=== Records to process ===

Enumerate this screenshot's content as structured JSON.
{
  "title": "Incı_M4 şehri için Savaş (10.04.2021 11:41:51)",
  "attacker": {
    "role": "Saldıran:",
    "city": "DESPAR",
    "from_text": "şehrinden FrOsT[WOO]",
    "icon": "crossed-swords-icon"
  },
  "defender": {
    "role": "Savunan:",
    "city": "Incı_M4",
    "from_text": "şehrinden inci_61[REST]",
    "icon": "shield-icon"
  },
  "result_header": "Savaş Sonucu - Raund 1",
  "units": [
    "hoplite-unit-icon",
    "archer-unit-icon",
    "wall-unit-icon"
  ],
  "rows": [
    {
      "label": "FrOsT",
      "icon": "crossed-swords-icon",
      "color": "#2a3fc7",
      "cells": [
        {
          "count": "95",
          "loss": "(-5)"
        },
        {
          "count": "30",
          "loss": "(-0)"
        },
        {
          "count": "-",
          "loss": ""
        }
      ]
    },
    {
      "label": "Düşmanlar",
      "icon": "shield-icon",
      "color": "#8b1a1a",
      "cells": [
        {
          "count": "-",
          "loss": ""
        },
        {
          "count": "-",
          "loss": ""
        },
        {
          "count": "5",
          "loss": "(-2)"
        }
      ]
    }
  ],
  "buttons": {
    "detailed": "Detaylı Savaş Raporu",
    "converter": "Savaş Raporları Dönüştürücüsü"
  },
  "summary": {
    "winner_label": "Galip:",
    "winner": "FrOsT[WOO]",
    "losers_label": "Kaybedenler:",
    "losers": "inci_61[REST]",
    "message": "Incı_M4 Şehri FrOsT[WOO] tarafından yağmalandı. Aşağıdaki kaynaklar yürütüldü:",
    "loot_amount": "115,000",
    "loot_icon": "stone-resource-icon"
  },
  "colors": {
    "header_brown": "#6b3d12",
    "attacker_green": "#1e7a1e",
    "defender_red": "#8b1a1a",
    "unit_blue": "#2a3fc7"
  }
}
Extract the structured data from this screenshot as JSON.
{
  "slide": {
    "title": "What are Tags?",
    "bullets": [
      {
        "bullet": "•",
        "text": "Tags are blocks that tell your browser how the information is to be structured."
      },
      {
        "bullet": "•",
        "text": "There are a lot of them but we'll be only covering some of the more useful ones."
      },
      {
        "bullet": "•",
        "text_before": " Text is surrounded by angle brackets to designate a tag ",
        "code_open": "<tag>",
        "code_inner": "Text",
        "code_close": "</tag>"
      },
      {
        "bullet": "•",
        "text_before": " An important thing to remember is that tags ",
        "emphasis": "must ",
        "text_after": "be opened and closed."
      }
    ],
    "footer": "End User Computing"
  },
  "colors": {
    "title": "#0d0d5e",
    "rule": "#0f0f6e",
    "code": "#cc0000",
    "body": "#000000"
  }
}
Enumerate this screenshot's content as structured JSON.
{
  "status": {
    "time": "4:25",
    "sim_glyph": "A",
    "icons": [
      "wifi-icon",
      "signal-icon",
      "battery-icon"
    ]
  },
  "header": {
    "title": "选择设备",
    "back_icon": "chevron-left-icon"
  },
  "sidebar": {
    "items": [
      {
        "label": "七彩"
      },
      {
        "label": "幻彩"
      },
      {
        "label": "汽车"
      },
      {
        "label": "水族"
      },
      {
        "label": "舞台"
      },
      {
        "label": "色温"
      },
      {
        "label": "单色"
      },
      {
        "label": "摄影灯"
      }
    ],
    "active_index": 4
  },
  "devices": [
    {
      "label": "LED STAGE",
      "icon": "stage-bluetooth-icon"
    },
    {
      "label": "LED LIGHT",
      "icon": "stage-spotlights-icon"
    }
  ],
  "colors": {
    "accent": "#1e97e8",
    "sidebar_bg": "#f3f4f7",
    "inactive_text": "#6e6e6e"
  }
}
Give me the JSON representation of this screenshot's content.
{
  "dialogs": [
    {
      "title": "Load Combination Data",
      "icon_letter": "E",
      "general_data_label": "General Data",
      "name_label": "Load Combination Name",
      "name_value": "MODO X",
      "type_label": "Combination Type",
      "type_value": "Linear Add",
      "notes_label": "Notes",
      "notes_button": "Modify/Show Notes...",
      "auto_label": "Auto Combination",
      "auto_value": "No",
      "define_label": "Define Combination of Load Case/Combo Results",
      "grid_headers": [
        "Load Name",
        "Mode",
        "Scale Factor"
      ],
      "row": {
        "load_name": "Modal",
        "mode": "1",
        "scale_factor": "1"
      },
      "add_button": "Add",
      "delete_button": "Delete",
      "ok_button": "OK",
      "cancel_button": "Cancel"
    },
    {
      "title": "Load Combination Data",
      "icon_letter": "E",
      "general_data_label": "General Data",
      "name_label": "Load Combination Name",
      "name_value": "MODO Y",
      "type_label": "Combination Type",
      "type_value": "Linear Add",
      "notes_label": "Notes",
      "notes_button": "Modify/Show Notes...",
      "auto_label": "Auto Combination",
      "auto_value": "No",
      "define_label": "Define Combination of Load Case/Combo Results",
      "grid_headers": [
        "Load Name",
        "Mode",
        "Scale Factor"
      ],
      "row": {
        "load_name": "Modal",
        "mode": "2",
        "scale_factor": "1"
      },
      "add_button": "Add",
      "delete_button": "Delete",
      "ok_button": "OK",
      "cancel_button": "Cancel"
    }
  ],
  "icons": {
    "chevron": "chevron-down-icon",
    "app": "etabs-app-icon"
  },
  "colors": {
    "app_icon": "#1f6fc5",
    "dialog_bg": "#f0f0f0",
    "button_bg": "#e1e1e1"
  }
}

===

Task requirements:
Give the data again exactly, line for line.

Finished task:
Enumerate this screenshot's content as structured JSON.
{
  "title": "Incı_M4 şehri için Savaş (10.04.2021 11:41:51)",
  "attacker": {
    "role": "Saldıran:",
    "city": "DESPAR",
    "from_text": "şehrinden FrOsT[WOO]",
    "icon": "crossed-swords-icon"
  },
  "defender": {
    "role": "Savunan:",
    "city": "Incı_M4",
    "from_text": "şehrinden inci_61[REST]",
    "icon": "shield-icon"
  },
  "result_header": "Savaş Sonucu - Raund 1",
  "units": [
    "hoplite-unit-icon",
    "archer-unit-icon",
    "wall-unit-icon"
  ],
  "rows": [
    {
      "label": "FrOsT",
      "icon": "crossed-swords-icon",
      "color": "#2a3fc7",
      "cells": [
        {
          "count": "95",
          "loss": "(-5)"
        },
        {
          "count": "30",
          "loss": "(-0)"
        },
        {
          "count": "-",
          "loss": ""
        }
      ]
    },
    {
      "label": "Düşmanlar",
      "icon": "shield-icon",
      "color": "#8b1a1a",
      "cells": [
        {
          "count": "-",
          "loss": ""
        },
        {
          "count": "-",
          "loss": ""
        },
        {
          "count": "5",
          "loss": "(-2)"
        }
      ]
    }
  ],
  "buttons": {
    "detailed": "Detaylı Savaş Raporu",
    "converter": "Savaş Raporları Dönüştürücüsü"
  },
  "summary": {
    "winner_label": "Galip:",
    "winner": "FrOsT[WOO]",
    "losers_label": "Kaybedenler:",
    "losers": "inci_61[REST]",
    "message": "Incı_M4 Şehri FrOsT[WOO] tarafından yağmalandı. Aşağıdaki kaynaklar yürütüldü:",
    "loot_amount": "115,000",
    "loot_icon": "stone-resource-icon"
  },
  "colors": {
    "header_brown": "#6b3d12",
    "attacker_green": "#1e7a1e",
    "defender_red": "#8b1a1a",
    "unit_blue": "#2a3fc7"
  }
}
Extract the structured data from this screenshot as JSON.
{
  "slide": {
    "title": "What are Tags?",
    "bullets": [
      {
        "bullet": "•",
        "text": "Tags are blocks that tell your browser how the information is to be structured."
      },
      {
        "bullet": "•",
        "text": "There are a lot of them but we'll be only covering some of the more useful ones."
      },
      {
        "bullet": "•",
        "text_before": " Text is surrounded by angle brackets to designate a tag ",
        "code_open": "<tag>",
        "code_inner": "Text",
        "code_close": "</tag>"
      },
      {
        "bullet": "•",
        "text_before": " An important thing to remember is that tags ",
        "emphasis": "must ",
        "text_after": "be opened and closed."
      }
    ],
    "footer": "End User Computing"
  },
  "colors": {
    "title": "#0d0d5e",
    "rule": "#0f0f6e",
    "code": "#cc0000",
    "body": "#000000"
  }
}
Enumerate this screenshot's content as structured JSON.
{
  "status": {
    "time": "4:25",
    "sim_glyph": "A",
    "icons": [
      "wifi-icon",
      "signal-icon",
      "battery-icon"
    ]
  },
  "header": {
    "title": "选择设备",
    "back_icon": "chevron-left-icon"
  },
  "sidebar": {
    "items": [
      {
        "label": "七彩"
      },
      {
        "label": "幻彩"
      },
      {
        "label": "汽车"
      },
      {
        "label": "水族"
      },
      {
        "label": "舞台"
      },
      {
        "label": "色温"
      },
      {
        "label": "单色"
      },
      {
        "label": "摄影灯"
      }
    ],
    "active_index": 4
  },
  "devices": [
    {
      "label": "LED STAGE",
      "icon": "stage-bluetooth-icon"
    },
    {
      "label": "LED LIGHT",
      "icon": "stage-spotlights-icon"
    }
  ],
  "colors": {
    "accent": "#1e97e8",
    "sidebar_bg": "#f3f4f7",
    "inactive_text": "#6e6e6e"
  }
}
Give me the JSON representation of this screenshot's content.
{
  "dialogs": [
    {
      "title": "Load Combination Data",
      "icon_letter": "E",
      "general_data_label": "General Data",
      "name_label": "Load Combination Name",
      "name_value": "MODO X",
      "type_label": "Combination Type",
      "type_value": "Linear Add",
      "notes_label": "Notes",
      "notes_button": "Modify/Show Notes...",
      "auto_label": "Auto Combination",
      "auto_value": "No",
      "define_label": "Define Combination of Load Case/Combo Results",
      "grid_headers": [
        "Load Name",
        "Mode",
        "Scale Factor"
      ],
      "row": {
        "load_name": "Modal",
        "mode": "1",
        "scale_factor": "1"
      },
      "add_button": "Add",
      "delete_button": "Delete",
      "ok_button": "OK",
      "cancel_button": "Cancel"
    },
    {
      "title": "Load Combination Data",
      "icon_letter": "E",
      "general_data_label": "General Data",
      "name_label": "Load Combination Name",
      "name_value": "MODO Y",
      "type_label": "Combination Type",
      "type_value": "Linear Add",
      "notes_label": "Notes",
      "notes_button": "Modify/Show Notes...",
      "auto_label": "Auto Combination",
      "auto_value": "No",
      "define_label": "Define Combination of Load Case/Combo Results",
      "grid_headers": [
        "Load Name",
        "Mode",
        "Scale Factor"
      ],
      "row": {
        "load_name": "Modal",
        "mode": "2",
        "scale_factor": "1"
      },
      "add_button": "Add",
      "delete_button": "Delete",
      "ok_button": "OK",
      "cancel_button": "Cancel"
    }
  ],
  "icons": {
    "chevron": "chevron-down-icon",
    "app": "etabs-app-icon"
  },
  "colors": {
    "app_icon": "#1f6fc5",
    "dialog_bg": "#f0f0f0",
    "button_bg": "#e1e1e1"
  }
}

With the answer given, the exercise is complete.